SEOUL, Oct. 2 (Korea Bizwire) – The telecommuting, online education, and telemedicine sectors have witnessed substantial growth in the wake of the COVID-19 pandemic. Alongside these trends, online ancestral rites are also gaining popularity.
Leading up to Chuseok, the Korean Thanksgiving holiday, memorial parks across the nation saw a surge in visitors paying their respects to the deceased. The scenes of online and metaverse gravesites and worship that emerged during the COVID-19 crisis are now familiar to many.
The eHaneul online memorial service, a collaborative effort between the Ministry of Health and Welfare and the Korea Funeral Culture Promotion Agency, made its debut during Chuseok in 2020. It was introduced to facilitate non-face-to-face burials during the pandemic and has continued to gain traction even after social distancing measures were relaxed.

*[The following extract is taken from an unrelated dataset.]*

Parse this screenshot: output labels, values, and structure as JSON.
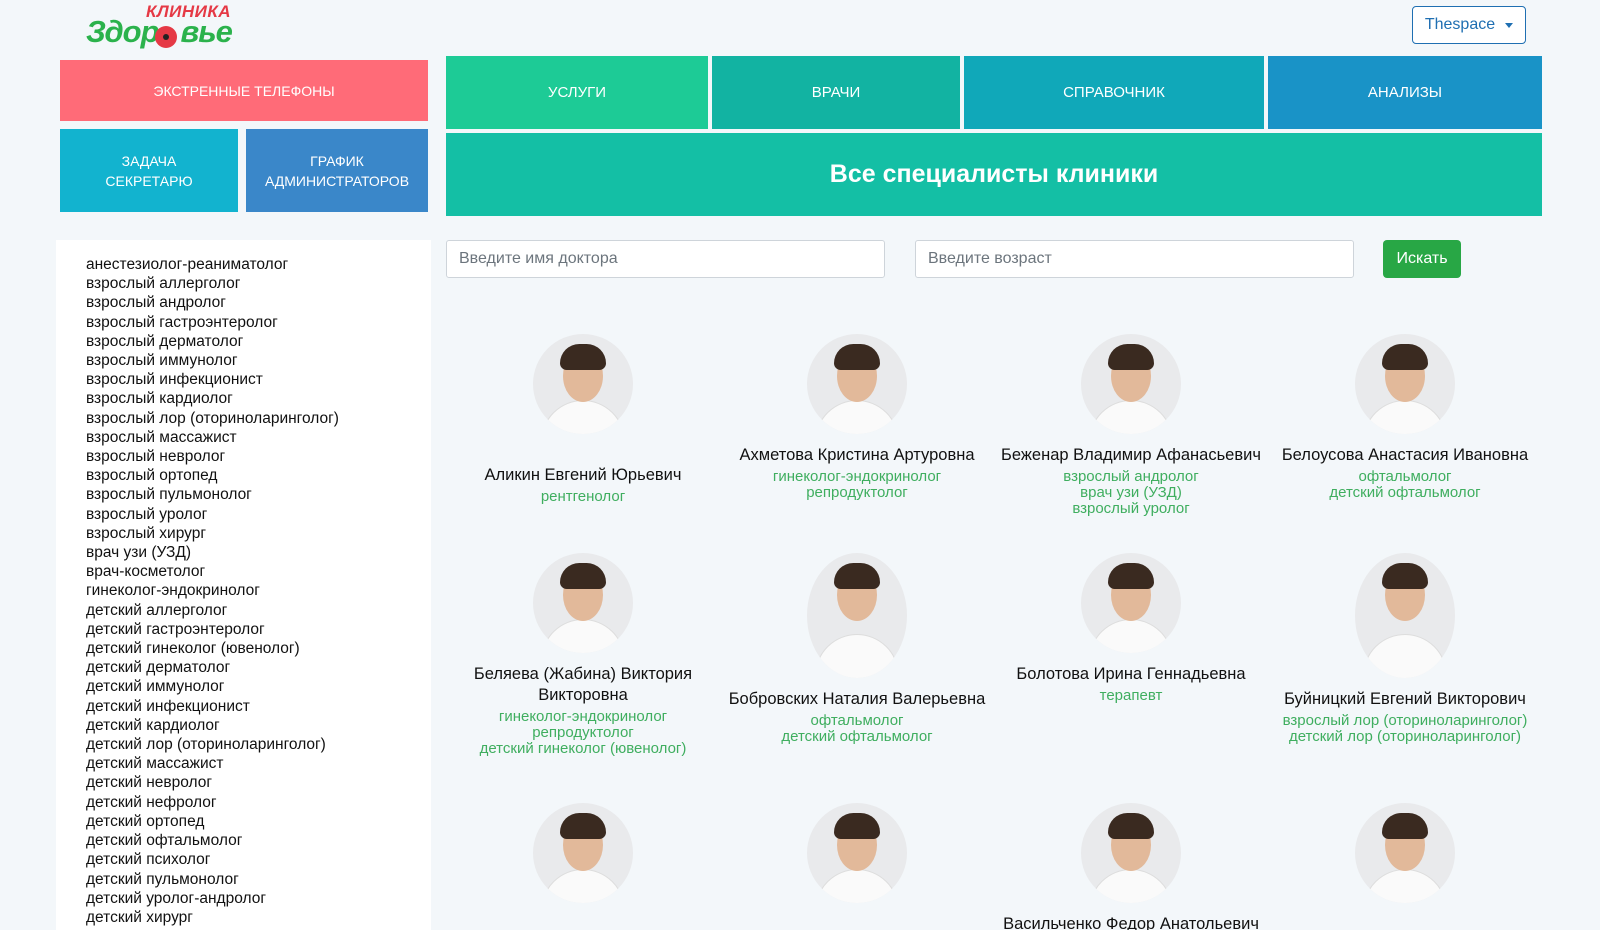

These online memorials allow users to post tributes, photos, audio, and videos, and offer flowers, incense, and candles in a virtual setting.
In 2021, a significant number of people embraced online memorials, with 248,732 participants during the Lunar New Year holiday and 307,700 during Chuseok, followed by 285,445 during last year’s Lunar New Year holiday and 218,249 during Chuseok, and 195,51 during this year’s Lunar New Year holiday.
The prevalence of metaverse memorial spaces is also on the rise. These spaces are accessible not only to families but also to the public for large-scale worship ceremonies within the metaverse.
The Ministry of Science and ICT is planning to introduce a virtual worship system by establishing a regional memorial site within the metaverse. Last year, a metaverse location was established to commemorate victims of the Jeju Uprising.
In its third comprehensive plan for the supply and demand of burial facilities, announced in January, the Ministry of Health and Welfare outlined its intentions to promote online ancestral rites and the culture of gravesites using information and communication technologies, including virtual reality services.
The government emphasized the need to move away from traditional physical burial sites, such as cemeteries, in response to changing societal attitudes towards death.
In fact, funeral practices are shifting from conventional cemeteries and mausoleums to environmentally friendly and space-saving “sustainable funerals.” One such method is ‘sanbunjang,’ where cremated remains are scattered in natural locations like mountains, rivers, seas, or specific sites.
In a funeral policy survey conducted by the Korea Funeral Culture Promotion Agency last year, 72.8 percent of respondents expressed approval for sanbunjang.
Of the 89.1 percent of respondents who preferred cremation, 23 percent specifically opted for the sanbunjang method. In light of these findings, the Ministry of Health and Welfare has announced plans to institutionalize sanbunjang in its third comprehensive plan, with the goal of achieving a utilization rate of 30 percent by 2027.
Kevin Lee (firstname.lastname@example.org)